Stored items
------------------------------------------------------------------------
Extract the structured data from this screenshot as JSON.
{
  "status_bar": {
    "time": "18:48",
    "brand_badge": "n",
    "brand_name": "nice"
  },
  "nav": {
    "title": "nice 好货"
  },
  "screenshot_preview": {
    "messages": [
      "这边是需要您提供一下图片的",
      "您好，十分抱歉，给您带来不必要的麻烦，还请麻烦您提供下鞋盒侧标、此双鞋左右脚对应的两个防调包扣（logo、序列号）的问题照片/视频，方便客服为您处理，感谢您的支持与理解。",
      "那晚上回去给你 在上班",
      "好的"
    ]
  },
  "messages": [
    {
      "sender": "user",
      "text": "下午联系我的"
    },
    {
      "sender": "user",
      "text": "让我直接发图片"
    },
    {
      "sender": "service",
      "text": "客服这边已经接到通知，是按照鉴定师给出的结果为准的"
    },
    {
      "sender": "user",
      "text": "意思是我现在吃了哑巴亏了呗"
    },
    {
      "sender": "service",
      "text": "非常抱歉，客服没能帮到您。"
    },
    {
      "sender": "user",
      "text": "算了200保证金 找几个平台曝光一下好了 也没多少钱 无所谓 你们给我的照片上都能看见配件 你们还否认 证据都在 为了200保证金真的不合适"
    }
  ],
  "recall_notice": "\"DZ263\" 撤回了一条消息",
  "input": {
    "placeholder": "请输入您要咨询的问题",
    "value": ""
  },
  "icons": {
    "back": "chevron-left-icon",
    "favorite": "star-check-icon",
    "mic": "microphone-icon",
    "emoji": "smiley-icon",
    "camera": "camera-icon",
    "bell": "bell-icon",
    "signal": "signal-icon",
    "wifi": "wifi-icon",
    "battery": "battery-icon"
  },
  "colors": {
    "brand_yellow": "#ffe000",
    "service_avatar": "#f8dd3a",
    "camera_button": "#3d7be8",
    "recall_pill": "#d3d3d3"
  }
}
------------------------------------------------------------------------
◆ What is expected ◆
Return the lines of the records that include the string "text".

◆ Exercise output ◆
      "text": "下午联系我的"
      "text": "让我直接发图片"
      "text": "客服这边已经接到通知，是按照鉴定师给出的结果为准的"
      "text": "意思是我现在吃了哑巴亏了呗"
      "text": "非常抱歉，客服没能帮到您。"
      "text": "算了200保证金 找几个平台曝光一下好了 也没多少钱 无所谓 你们给我的照片上都能看见配件 你们还否认 证据都在 为了200保证金真的不合适"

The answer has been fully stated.